Lack of Access to Veterinary Care

Care is all about access. If there are no veterinarians in your area, are you potentially endangering the feline friends you adopt? Sandy A. writes:

This isn’t really a problem with a cat, but a problem with my getting one. From past experience, I have learned that cats can fall sick at the worst times, like after a major snowstorm. The fact that I don’t own a car and my nearest relative might not always be available worries me a lot. Do you have any idea if there are organizations who I could call for a ride to a vet in an emergency? I live in North East Pennsylvania. I’d love to share my home with a furry companion, but this is a big concern.

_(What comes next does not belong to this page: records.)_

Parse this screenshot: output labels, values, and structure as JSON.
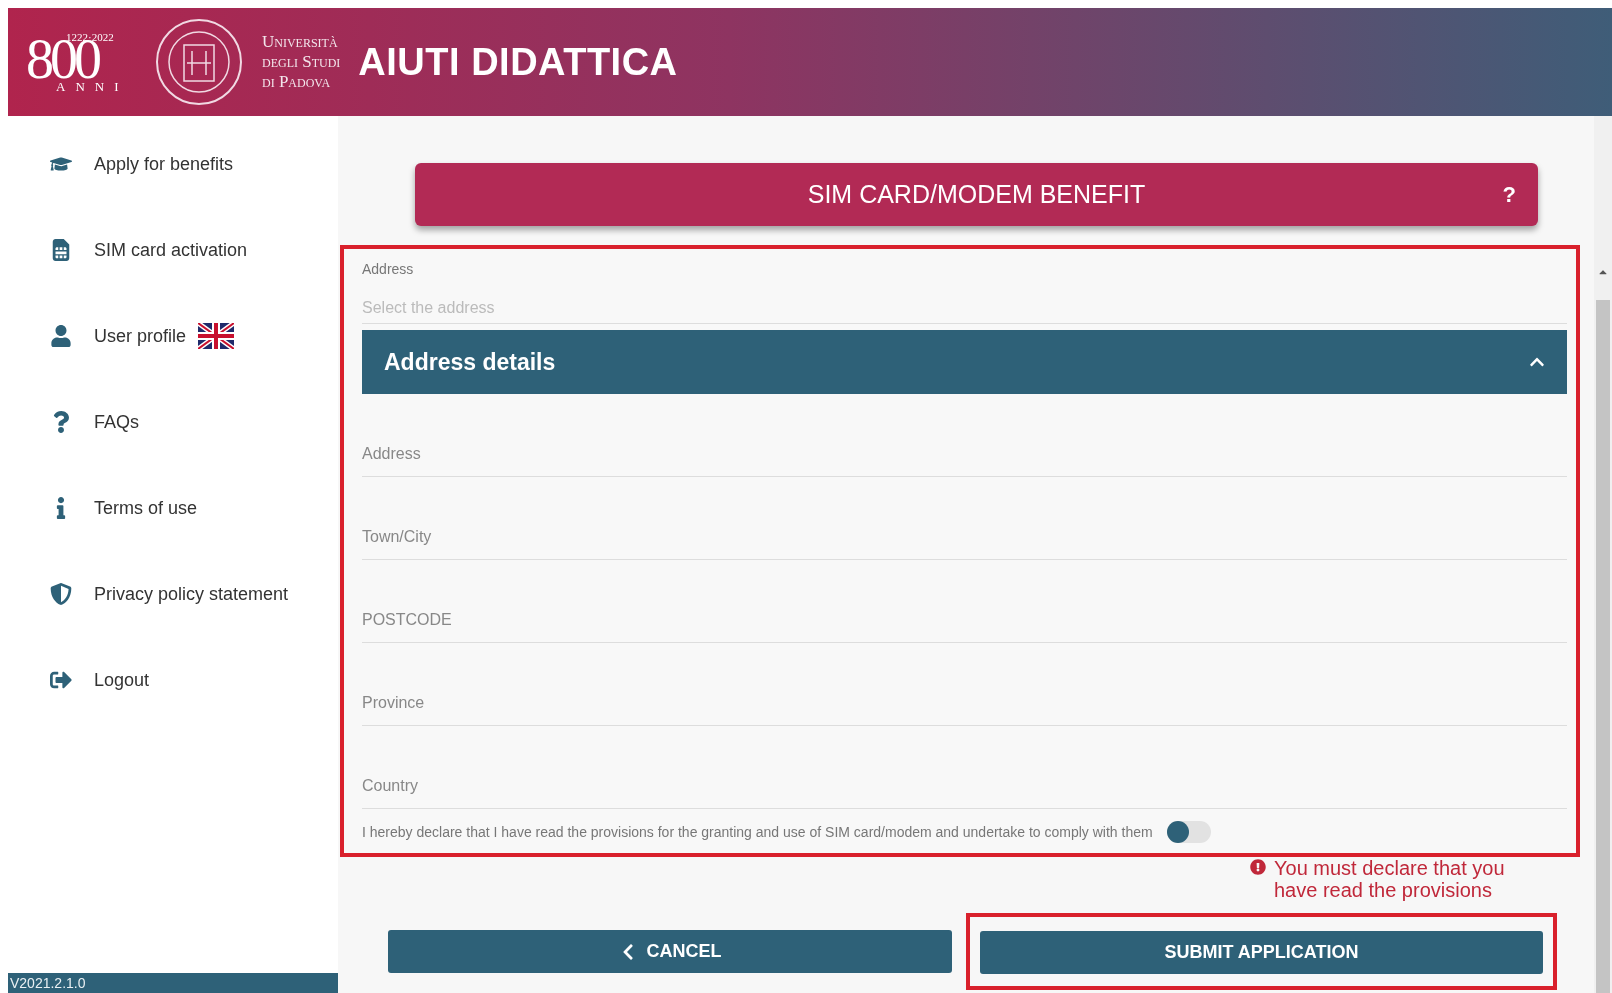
{
  "header": {
    "logo_years": "1222·2022",
    "logo_number": "800",
    "logo_word": "ANNI",
    "university_lines": [
      "Università",
      "degli Studi",
      "di Padova"
    ],
    "title": "AIUTI DIDATTICA"
  },
  "sidebar": {
    "items": [
      {
        "label": "Apply for benefits",
        "flag": false
      },
      {
        "label": "SIM card activation",
        "flag": false
      },
      {
        "label": "User profile",
        "flag": true
      },
      {
        "label": "FAQs",
        "flag": false
      },
      {
        "label": "Terms of use",
        "flag": false
      },
      {
        "label": "Privacy policy statement",
        "flag": false
      },
      {
        "label": "Logout",
        "flag": false
      }
    ],
    "version": "V2021.2.1.0"
  },
  "title_bar": {
    "title": "SIM CARD/MODEM BENEFIT",
    "help": "?"
  },
  "form": {
    "address_select": {
      "label": "Address",
      "placeholder": "Select the address"
    },
    "accordion": {
      "title": "Address details",
      "expanded": true
    },
    "fields": [
      {
        "placeholder": "Address"
      },
      {
        "placeholder": "Town/City"
      },
      {
        "placeholder": "POSTCODE"
      },
      {
        "placeholder": "Province"
      },
      {
        "placeholder": "Country"
      }
    ],
    "declaration": {
      "text": "I hereby declare that I have read the provisions for the granting and use of SIM card/modem and undertake to comply with them",
      "on": false
    },
    "error": "You must declare that you have read the provisions"
  },
  "buttons": {
    "cancel": "CANCEL",
    "submit": "SUBMIT APPLICATION"
  }
}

Sandy, it really can be quite difficult for people in rural areas to get good veterinary care for their pets. Veterinarians often need to build their practices in more populated areas in order to have enough patients to stay afloat. That means that many rural areas have little or no access to even the most basic health care for animals. 

The Human Society has tried to emphasize this need with their Rural Area Veterinary Services program, but their current coverage is spotty at best. They don't currently host any clinics in your area. But don't give up hope. We have a couple of ideas.

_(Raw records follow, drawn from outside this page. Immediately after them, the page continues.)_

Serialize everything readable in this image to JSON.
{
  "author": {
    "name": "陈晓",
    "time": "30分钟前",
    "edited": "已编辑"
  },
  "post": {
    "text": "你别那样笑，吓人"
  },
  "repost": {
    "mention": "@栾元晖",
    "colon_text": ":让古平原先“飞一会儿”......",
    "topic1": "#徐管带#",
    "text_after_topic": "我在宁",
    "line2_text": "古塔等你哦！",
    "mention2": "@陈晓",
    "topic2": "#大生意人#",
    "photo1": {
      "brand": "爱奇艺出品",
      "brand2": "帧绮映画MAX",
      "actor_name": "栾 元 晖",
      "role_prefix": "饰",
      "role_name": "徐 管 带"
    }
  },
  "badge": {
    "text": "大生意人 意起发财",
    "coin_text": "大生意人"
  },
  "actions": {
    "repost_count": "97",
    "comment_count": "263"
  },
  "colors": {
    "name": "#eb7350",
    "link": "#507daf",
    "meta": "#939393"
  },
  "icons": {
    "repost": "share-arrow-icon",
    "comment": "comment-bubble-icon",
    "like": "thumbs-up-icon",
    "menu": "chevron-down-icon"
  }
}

If there are farms in your area, they must need veterinary care from time to time. Even if their veterinarian only comes around from time to time, making a connection with them could mean the difference between some care and no care at all. It's worth asking around.

It could also be helpful to start forging connections of Facebook with various cat rescues nearby. I've seen people do amazing things to help a fellow pet owner in need. A Facebook post about an ailing cat can produce fast results. We've seen people travel thousands of miles to adopt an animal they saw posted on FB, so it's not too crazy to imagine that someone who lives near you might be willing to be an on-call friend for that potential pet emergency.

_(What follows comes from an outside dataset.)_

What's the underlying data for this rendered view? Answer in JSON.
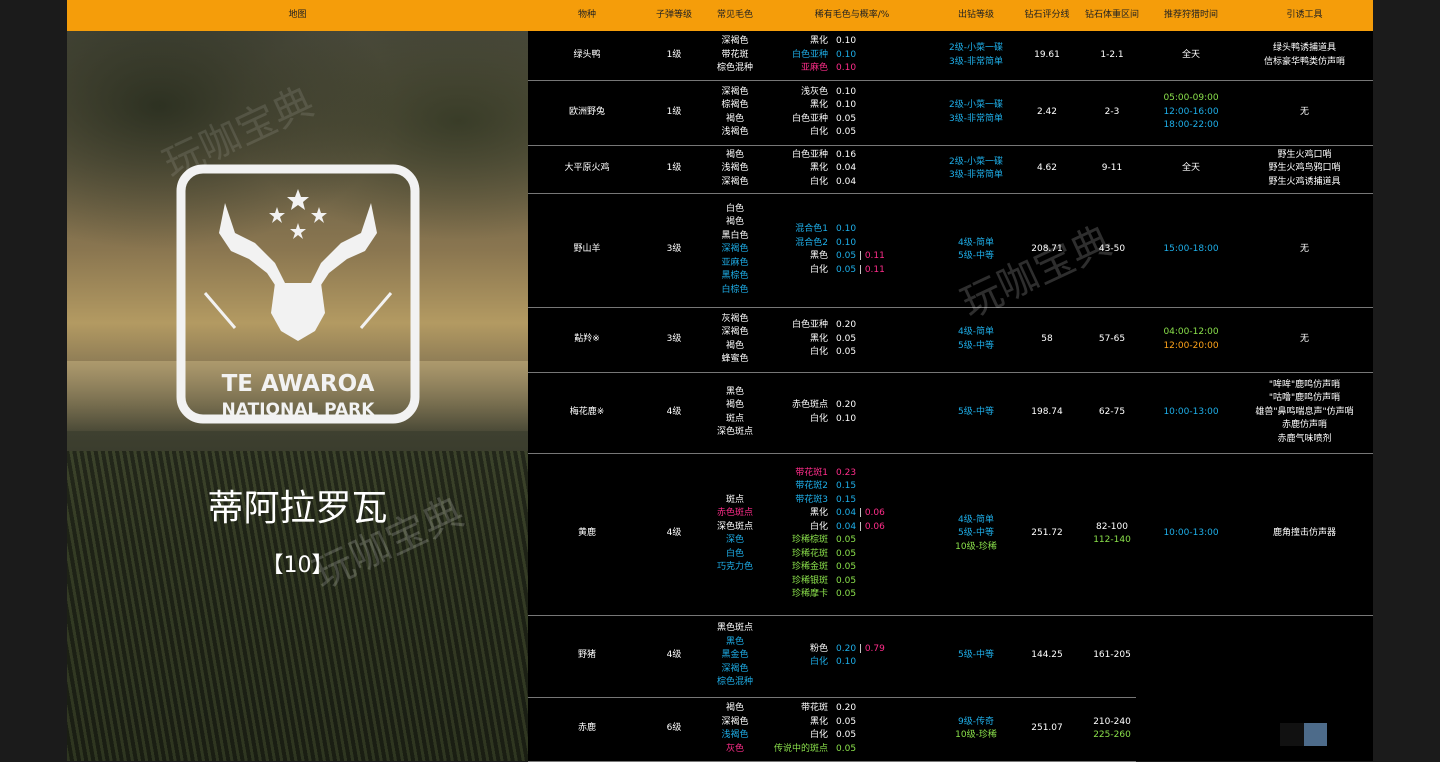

If the cats (we always recommend adopting a bonded pair - siblings if at all possible) are kept indoors and are fed a healthy, low-carb, wet food only diet, they're much less likely to have health issues in the first place. Be proactive and make sure you take them in for checkups every six months when you can get a ride and you probably won't have a lot of emergencies. Of course, it's possible that something unexpected will happen, but with so many cats in need of homes, we would certainly prefer that some of them be homed with a caring person like you instead of being stuck in a shelter, or worse.

Sandy, if you do decide to adopt, you just have to accept the fact that the onus of your cats' health care would fall on you. That means that you need to be willing and able to conduct the research and treatments yourself, possibly with the aid of a phone call to a veterinary hospital in Scranton or Plains. We found a great practice in Plains that might be willing to offer you phone advice and they're open 24/7: Northeast Veterinary Referral Hospital . If you were able to visit them when you first adopt and make sure your new feline friends are in the best of health, they would have your pets' records on file and would probably be more willing to offer phone consults, as your cat friends would officially be patients of theirs.

We also recommend that you read some good cat care books prior to adopting. We particularly like Anitra Frazier's The Natural Cat which includes many holistic remedies that are easy to stock because they don't require a prescription.

Do what your heart tells you, Sandy, but try not to worry. If adopting will bring more worry to your heart than it relieves, then it may not be worth it for you. We think it's wonderful that you take the responsibility of caring for a cat so seriously, and just wish more cat caregivers were like you! Just don't let it weigh on your mind if you do adopt.